Vegan Miso Ramen Broth
- 1 tablespoon vegetable oil
- 1 white onion finely chopped
- 1 tablespoon ginger grated
- 2 cloves garlic minced
- 1 ounce dried shiitake mushrooms
- 1 tablespoon mirin
- 2 tablespoons soy sauce or tamari sauce
- 2 tablespoons miso paste
- 6 cups vegetable broth
- 2 cups fresh shiitake mushrooms
- 1 carrot spiralized or cut into matchstick slices
Vegan Miso Ramen Noodles and Toppings
- 9 ounces ramen noodles
- 1 cup tofu cut into cubes
- 1 tablespoon cornstarch
- 1 tablespoon vegetable oil
- 2 scallions finely chopped
- 1 cup edamame beans
- Heat the oil in a large pot over medium heat. Saute the onion and ginger for 4 minutes.
- Add the garlic and dried shitake mushrooms and saute for a further minute. If the pan feels a bit dry, add a splash of water.
- Add the mirin, soy sauce and miso paste and scrape any bits off the bottom of the pan.
- Pour the vegetable broth into the pan and simmer for 15 minutes.
- While the broth is simmering, prepare the tofu by tossing it in the cornflour.
- Heat one tablespoon of vegetable oil in a saute pan and sear the tofu for 4-5 minutes, or until it's crispy and golden.
- Add the fresh shitake mushrooms and carrots to the pan and simmer for three more minutes.
- Boil the noodles for one minute less than indicated on the package. Drain and set aside.

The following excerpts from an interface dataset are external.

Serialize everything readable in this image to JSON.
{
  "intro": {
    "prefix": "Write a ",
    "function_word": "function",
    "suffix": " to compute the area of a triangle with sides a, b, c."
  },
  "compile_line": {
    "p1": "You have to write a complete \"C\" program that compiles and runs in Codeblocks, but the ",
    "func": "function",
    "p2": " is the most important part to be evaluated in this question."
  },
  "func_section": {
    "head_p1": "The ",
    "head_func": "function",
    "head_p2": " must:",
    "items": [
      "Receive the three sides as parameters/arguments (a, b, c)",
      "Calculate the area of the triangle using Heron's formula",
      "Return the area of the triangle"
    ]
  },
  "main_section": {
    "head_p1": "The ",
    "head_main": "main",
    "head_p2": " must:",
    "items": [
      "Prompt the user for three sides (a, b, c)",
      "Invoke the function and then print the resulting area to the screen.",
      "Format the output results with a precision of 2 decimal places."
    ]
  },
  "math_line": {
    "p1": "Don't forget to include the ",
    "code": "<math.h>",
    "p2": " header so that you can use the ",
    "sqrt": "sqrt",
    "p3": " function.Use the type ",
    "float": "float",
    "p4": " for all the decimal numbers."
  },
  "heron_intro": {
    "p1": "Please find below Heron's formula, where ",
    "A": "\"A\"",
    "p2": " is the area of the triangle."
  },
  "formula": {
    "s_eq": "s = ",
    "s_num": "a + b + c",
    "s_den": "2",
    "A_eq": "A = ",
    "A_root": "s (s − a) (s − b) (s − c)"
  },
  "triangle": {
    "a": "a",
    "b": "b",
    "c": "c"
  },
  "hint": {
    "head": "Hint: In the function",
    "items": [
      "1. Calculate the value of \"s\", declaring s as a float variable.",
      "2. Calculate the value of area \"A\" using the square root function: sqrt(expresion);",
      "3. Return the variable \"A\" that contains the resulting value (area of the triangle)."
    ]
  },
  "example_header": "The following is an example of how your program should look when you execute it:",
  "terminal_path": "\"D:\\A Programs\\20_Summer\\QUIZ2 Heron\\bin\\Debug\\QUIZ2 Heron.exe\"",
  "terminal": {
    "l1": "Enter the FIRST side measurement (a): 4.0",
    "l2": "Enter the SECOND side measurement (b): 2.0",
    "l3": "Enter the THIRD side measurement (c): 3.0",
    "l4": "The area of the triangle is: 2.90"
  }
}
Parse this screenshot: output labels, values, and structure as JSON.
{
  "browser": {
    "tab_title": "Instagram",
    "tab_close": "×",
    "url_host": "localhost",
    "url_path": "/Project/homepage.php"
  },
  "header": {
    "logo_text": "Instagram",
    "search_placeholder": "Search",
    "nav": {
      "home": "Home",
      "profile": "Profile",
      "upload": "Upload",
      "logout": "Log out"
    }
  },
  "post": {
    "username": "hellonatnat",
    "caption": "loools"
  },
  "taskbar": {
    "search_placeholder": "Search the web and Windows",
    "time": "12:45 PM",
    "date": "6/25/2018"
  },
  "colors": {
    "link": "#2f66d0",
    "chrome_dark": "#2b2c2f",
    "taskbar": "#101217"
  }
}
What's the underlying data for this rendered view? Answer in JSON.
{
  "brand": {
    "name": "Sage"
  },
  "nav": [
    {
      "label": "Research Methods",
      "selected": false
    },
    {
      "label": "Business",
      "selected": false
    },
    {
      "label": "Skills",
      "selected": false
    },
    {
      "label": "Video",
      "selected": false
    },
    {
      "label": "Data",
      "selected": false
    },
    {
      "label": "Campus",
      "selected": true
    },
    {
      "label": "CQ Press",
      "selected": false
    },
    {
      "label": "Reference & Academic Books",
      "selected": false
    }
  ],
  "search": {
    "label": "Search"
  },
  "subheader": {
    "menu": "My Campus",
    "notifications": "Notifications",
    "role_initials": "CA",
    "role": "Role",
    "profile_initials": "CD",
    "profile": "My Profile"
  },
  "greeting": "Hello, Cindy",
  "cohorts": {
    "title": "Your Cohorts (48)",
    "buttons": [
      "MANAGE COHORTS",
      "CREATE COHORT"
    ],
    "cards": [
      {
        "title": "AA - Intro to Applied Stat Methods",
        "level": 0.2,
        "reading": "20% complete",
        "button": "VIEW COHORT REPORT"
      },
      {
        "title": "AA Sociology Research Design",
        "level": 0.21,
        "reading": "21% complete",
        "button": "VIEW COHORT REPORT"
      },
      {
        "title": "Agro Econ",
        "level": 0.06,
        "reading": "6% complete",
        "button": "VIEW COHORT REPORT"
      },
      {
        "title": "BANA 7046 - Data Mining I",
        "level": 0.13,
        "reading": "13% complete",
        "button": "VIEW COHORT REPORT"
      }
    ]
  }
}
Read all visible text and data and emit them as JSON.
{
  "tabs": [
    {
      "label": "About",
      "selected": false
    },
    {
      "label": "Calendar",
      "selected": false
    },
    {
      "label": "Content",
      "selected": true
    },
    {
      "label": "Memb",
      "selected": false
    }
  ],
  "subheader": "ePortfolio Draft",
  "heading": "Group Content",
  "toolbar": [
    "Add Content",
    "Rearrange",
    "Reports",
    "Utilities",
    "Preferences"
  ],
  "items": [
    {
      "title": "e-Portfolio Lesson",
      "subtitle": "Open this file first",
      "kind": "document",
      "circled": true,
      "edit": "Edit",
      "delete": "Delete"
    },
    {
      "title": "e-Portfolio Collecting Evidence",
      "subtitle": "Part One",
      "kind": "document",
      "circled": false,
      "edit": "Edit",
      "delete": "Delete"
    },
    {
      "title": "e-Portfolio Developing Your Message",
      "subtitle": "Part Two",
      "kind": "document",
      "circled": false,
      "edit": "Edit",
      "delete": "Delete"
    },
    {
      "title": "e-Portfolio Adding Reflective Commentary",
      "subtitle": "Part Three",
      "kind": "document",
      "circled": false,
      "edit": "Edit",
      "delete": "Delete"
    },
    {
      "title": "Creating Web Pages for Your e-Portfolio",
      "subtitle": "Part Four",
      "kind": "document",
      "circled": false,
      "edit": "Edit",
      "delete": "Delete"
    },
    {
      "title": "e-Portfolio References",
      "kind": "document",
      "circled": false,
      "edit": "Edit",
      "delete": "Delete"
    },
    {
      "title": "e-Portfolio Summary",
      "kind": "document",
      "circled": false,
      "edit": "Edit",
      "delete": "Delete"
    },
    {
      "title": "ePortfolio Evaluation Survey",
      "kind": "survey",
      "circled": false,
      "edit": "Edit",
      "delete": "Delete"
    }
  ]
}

- Put the noodles in a deep bowl, add the broth and the tofu and edamame beans. Garnish with chopped scallions.